DOS help fast! Server down at work. Please!

How do I take a file off my floppy disk and copy it to a specific directory on the hard drive in DOS.

So I want to copy file a:\x to c:\winnt\system32\x

Whats the exact syntax in DOS?

Please help! I have a server that is currently down and won’t respond in windows.

Copy x:\fullpath\filename y:\fullpath\destinationdirectory

Man, how young do you have to be to never have used DOS?!?!
Well, if anyone else is searching for DOS help, note that typing “/?” after a command (ie, “COPY /?”) will display a short usage guide to the command.
Typing “HELP” will give a list of DOS commands in some versions.

And of course, to run DOS in your MSWindows environment of choice, run either “command” or “cmd” from the run menu.

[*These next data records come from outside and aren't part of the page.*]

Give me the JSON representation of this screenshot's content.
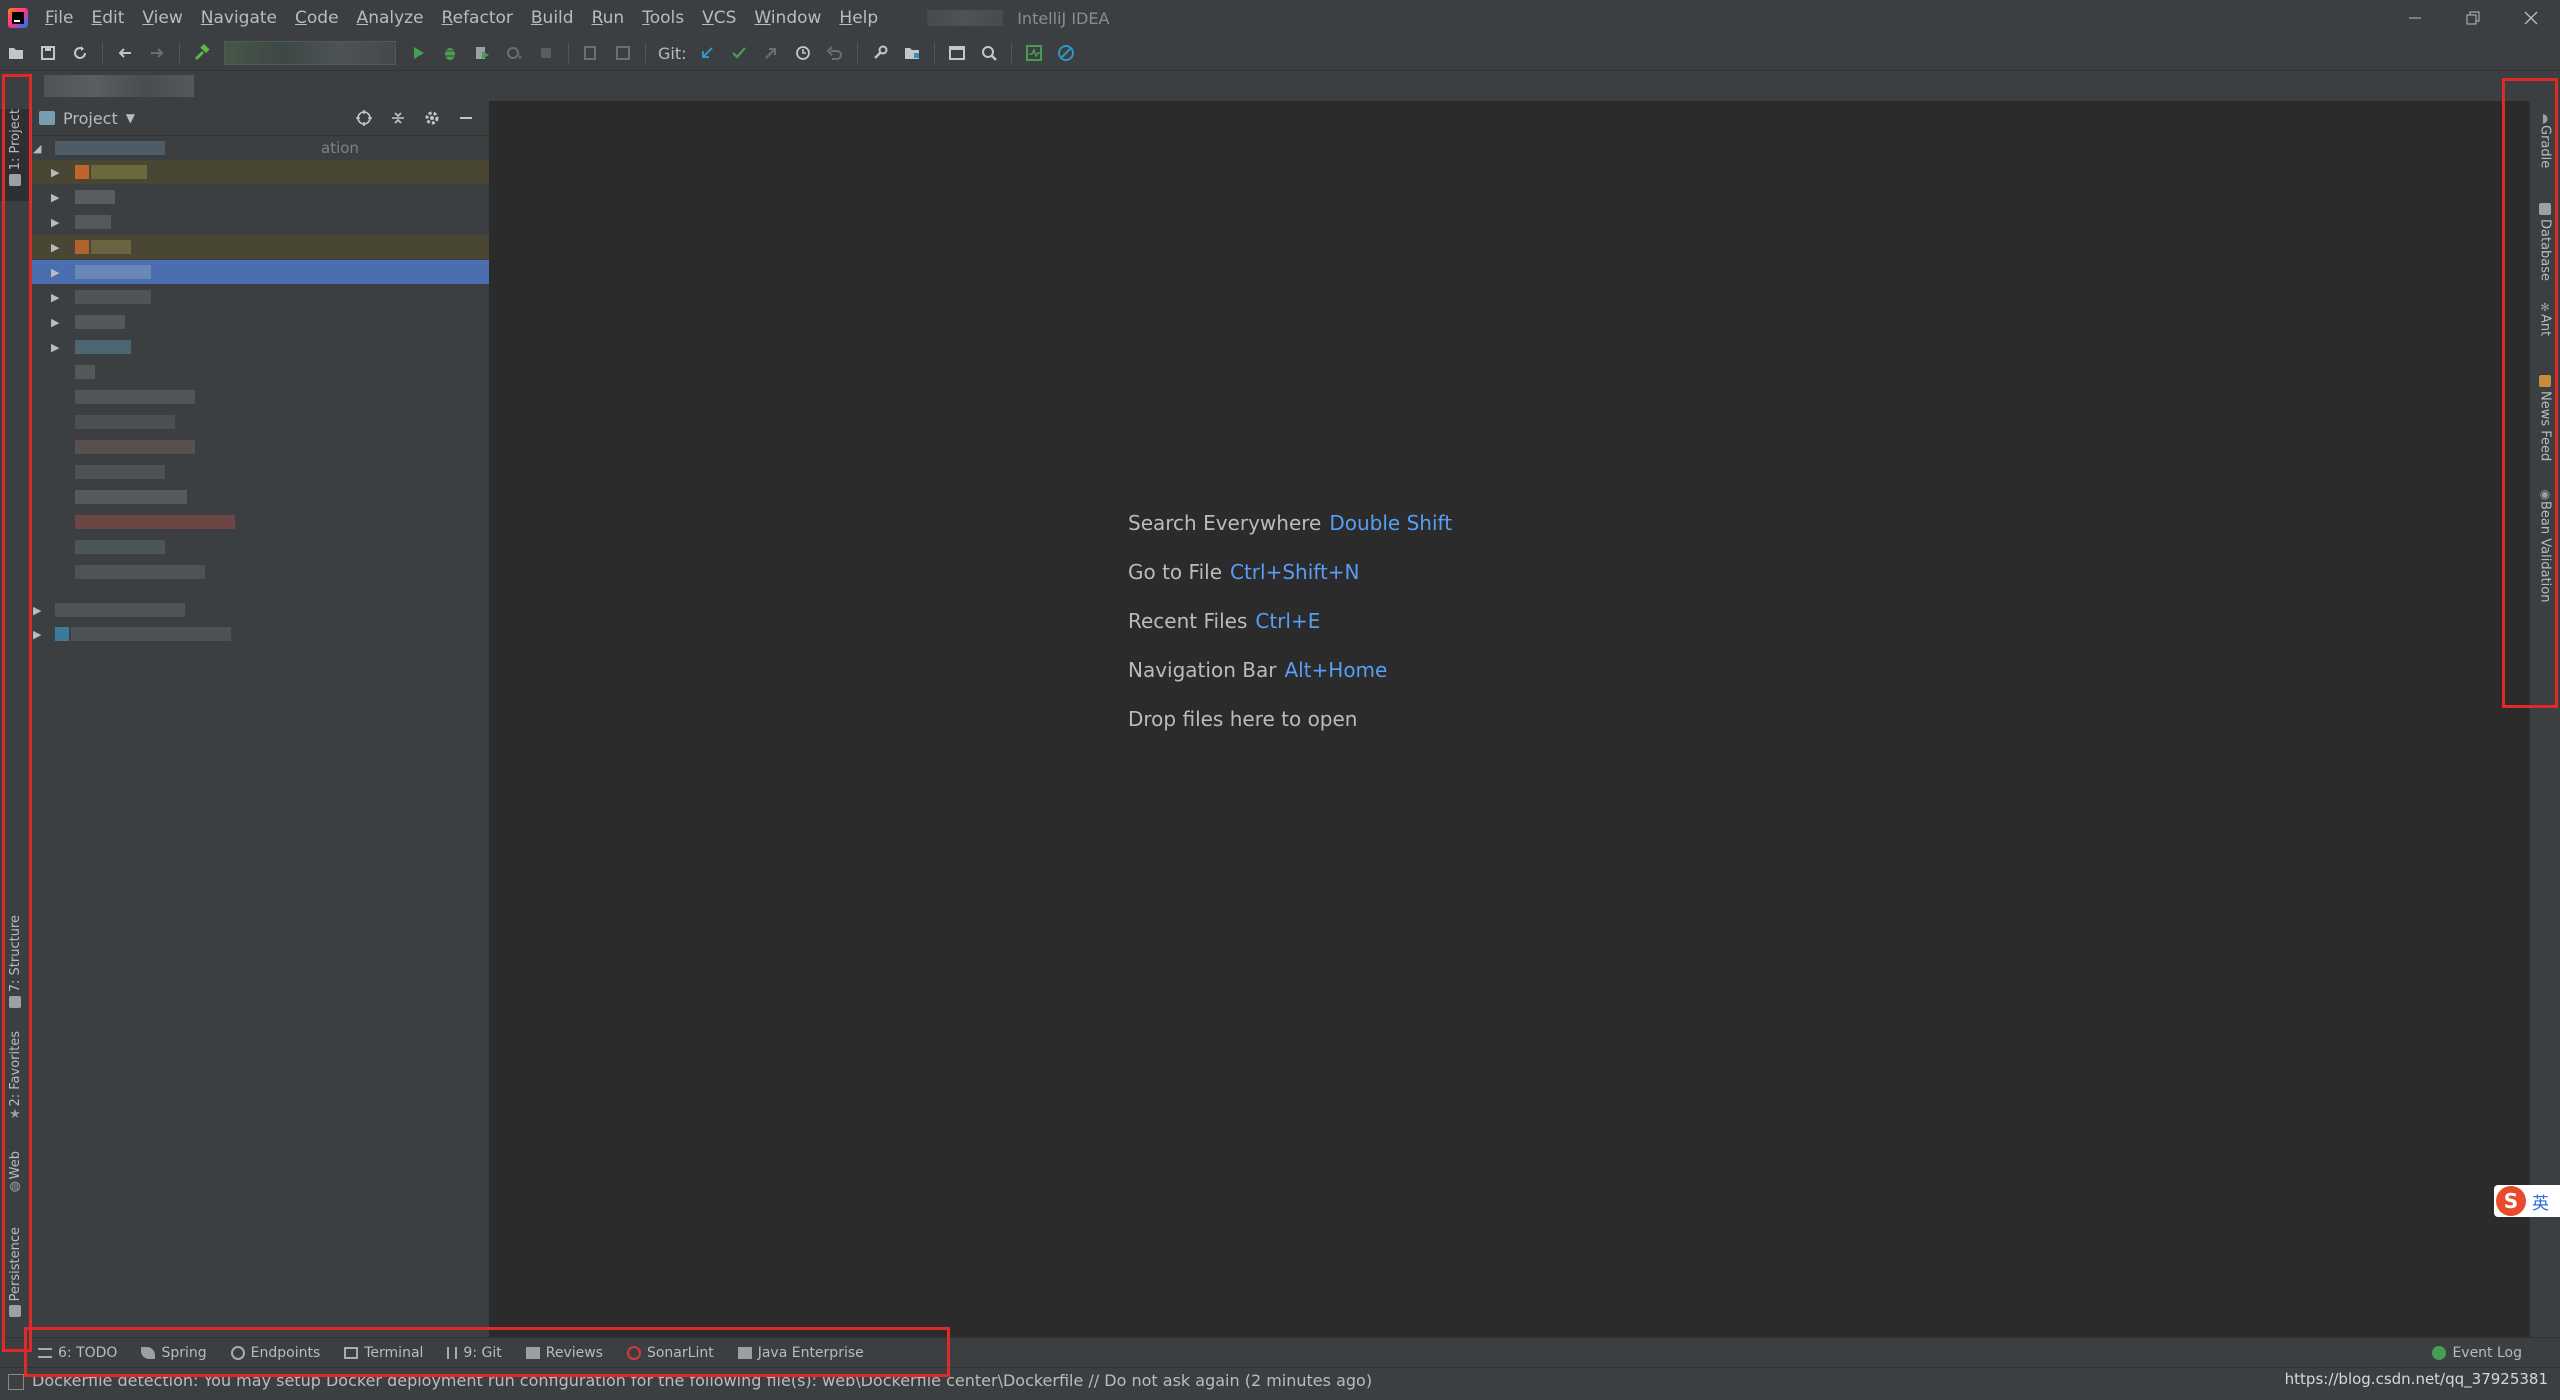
{
  "menubar": {
    "items": [
      "File",
      "Edit",
      "View",
      "Navigate",
      "Code",
      "Analyze",
      "Refactor",
      "Build",
      "Run",
      "Tools",
      "VCS",
      "Window",
      "Help"
    ],
    "window_title": "IntelliJ IDEA"
  },
  "toolbar": {
    "git_label": "Git:"
  },
  "project_panel": {
    "title": "Project",
    "partial_text": "ation"
  },
  "left_stripe": {
    "project": "1: Project",
    "structure": "7: Structure",
    "favorites": "2: Favorites",
    "web": "Web",
    "persistence": "Persistence"
  },
  "right_stripe": {
    "gradle": "Gradle",
    "database": "Database",
    "ant": "Ant",
    "news_feed": "News Feed",
    "bean_validation": "Bean Validation"
  },
  "editor_hints": [
    {
      "label": "Search Everywhere",
      "key": "Double Shift"
    },
    {
      "label": "Go to File",
      "key": "Ctrl+Shift+N"
    },
    {
      "label": "Recent Files",
      "key": "Ctrl+E"
    },
    {
      "label": "Navigation Bar",
      "key": "Alt+Home"
    },
    {
      "label": "Drop files here to open",
      "key": ""
    }
  ],
  "bottom_tools": [
    "6: TODO",
    "Spring",
    "Endpoints",
    "Terminal",
    "9: Git",
    "Reviews",
    "SonarLint",
    "Java Enterprise"
  ],
  "event_log": "Event Log",
  "status": {
    "message": "Dockerfile detection: You may setup Docker deployment run configuration for the following file(s): web\\Dockerfile center\\Dockerfile // Do not ask again (2 minutes ago)",
    "watermark": "https://blog.csdn.net/qq_37925381"
  },
  "ime": {
    "logo": "S",
    "lang": "英"
  },
  "colors": {
    "accent_key": "#589df6",
    "selection": "#4b6eaf",
    "annotation_red": "#e02a2a"
  }
}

And for those who did that and are stuck with a black screen, type “exit” and never look here again. :slight_smile:

Nanoda, I think Stinkpalm’s situation was that he had to boot to DOS from a floppy, because Windows wouldn’t load (because it could find file c:\winnt\system32\x).

It’s not something that commonly arises.

Thanks for the help. I grew up with DOS but have not used it in so long that I forgot the syntax of that command and did not have time to look for it. I was working on the unit and came back the the good old SDMB a couple minutes later and my answer was waiting.

Desmostylus was right though about the situation. Brutus was right with the syntax and thanks for the quick reply.

Unfortunately it didnt fix the problem and I had to rebuild the system from scratch. I couldn’t access the WINNT dir from DOS because it was NTFS. I didn’t think it would work, but I had to try it. The repair console didn’t work either. It hosed everything up worse. I had to call 4 people at 3am to put the databases back together.

Ah well, such is the life of a mid-shifter.

Throw NTFSDOS on a bootdisk. Google it for future reference.

At work we make a dual-boot (on seperate partitions) of the OS on each server. The first boot is just the backup OS with basic service packs installed, and the second boot is our main production OS. If the loader/registry ever gets hosed on our production OS we can just boot into the backup OS and fix it up.

This does add an hour to the installation time of a server, but the potential reduction of downtime is well worth it.

You should really add this Dos help website to your bookmarks. For future reference. I mean, you must have to write the occassional batch file using dos commands, no?